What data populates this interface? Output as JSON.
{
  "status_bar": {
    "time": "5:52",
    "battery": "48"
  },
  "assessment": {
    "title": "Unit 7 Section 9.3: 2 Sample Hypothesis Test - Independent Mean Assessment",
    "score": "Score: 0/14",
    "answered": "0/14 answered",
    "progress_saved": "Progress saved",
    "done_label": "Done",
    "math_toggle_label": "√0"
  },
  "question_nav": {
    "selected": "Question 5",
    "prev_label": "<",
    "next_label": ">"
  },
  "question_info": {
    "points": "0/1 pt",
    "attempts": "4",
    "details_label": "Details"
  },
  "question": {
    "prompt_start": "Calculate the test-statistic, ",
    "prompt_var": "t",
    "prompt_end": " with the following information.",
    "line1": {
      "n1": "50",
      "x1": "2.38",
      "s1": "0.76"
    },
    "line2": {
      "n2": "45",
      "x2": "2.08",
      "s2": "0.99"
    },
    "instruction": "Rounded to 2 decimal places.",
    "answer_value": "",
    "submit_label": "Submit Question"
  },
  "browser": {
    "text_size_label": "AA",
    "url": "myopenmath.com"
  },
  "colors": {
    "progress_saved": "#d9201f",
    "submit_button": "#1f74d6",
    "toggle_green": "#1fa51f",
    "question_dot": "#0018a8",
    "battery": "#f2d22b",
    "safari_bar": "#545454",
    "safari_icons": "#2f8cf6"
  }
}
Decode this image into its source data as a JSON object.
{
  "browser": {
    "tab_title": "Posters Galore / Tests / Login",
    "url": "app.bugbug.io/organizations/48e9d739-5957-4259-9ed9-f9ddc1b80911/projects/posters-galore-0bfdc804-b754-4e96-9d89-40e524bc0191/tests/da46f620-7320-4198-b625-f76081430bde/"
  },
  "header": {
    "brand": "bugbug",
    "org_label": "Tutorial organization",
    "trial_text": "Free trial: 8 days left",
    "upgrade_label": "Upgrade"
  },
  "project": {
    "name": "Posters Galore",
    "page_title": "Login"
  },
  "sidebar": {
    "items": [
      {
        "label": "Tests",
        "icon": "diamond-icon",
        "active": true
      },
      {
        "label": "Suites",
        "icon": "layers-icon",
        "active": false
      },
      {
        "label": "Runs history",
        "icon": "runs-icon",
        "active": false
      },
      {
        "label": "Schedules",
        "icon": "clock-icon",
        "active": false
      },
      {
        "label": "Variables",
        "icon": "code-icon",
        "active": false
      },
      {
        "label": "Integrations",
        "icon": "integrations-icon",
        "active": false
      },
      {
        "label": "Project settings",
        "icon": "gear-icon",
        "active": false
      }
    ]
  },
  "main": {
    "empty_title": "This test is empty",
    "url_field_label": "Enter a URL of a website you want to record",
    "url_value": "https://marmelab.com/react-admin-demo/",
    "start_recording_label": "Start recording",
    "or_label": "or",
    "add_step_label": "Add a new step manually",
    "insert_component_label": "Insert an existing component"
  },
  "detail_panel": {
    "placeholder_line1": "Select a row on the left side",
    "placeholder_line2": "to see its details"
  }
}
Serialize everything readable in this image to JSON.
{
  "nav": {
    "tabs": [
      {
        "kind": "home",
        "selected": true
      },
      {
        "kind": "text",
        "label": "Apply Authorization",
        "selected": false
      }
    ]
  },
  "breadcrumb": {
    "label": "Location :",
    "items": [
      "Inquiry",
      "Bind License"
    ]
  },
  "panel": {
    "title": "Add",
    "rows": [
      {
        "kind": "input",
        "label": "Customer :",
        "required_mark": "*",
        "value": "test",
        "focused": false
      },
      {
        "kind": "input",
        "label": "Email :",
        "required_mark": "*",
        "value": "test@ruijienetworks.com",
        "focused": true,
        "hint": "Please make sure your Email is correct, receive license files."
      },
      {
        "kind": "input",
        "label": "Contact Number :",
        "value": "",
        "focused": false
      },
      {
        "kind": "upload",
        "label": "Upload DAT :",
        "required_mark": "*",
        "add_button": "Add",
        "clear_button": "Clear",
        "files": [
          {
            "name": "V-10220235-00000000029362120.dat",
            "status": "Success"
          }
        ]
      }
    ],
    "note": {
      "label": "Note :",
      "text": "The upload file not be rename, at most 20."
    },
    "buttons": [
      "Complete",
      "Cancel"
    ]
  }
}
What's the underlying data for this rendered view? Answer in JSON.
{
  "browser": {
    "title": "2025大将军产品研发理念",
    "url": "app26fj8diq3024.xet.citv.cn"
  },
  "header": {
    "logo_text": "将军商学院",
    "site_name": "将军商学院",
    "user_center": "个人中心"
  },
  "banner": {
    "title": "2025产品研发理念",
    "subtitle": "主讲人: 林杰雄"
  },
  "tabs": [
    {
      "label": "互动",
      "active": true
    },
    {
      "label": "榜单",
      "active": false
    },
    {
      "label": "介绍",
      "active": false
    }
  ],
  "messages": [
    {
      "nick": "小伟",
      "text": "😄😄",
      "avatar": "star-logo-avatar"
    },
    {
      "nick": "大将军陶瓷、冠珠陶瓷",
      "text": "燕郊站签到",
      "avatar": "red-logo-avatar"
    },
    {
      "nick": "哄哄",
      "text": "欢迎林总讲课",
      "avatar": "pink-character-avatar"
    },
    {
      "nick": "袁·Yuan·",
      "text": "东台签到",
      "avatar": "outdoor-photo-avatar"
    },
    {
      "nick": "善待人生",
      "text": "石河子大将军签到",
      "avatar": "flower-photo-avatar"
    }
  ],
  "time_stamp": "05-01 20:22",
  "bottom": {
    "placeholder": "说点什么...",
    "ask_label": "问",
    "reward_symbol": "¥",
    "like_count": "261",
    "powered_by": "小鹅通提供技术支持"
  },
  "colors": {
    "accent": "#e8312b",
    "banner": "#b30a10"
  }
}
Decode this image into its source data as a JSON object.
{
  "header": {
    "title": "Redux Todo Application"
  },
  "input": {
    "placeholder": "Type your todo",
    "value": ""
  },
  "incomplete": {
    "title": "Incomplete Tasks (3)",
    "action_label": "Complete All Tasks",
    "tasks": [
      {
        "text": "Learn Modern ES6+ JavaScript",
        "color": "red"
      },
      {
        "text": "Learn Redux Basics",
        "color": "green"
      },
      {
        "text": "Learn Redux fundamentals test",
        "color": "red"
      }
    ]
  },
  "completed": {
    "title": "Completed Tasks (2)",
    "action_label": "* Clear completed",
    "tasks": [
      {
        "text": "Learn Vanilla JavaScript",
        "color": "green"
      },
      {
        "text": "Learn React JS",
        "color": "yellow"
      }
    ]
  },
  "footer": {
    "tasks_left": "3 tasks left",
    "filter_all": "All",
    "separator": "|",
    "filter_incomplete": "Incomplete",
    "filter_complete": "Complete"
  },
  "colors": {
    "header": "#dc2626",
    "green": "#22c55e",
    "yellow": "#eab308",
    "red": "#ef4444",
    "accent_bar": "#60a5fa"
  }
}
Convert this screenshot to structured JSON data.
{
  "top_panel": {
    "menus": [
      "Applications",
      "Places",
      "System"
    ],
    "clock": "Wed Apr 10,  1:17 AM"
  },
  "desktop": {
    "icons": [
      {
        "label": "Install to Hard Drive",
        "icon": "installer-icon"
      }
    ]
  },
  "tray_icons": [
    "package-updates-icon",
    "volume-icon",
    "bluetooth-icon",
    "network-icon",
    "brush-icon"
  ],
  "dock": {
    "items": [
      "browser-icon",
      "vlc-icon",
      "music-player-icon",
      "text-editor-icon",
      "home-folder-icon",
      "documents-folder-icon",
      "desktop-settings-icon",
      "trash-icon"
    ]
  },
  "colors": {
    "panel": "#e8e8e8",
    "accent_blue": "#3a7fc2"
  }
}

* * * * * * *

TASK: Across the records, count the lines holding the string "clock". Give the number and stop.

EXERCISE SOLUTION: 2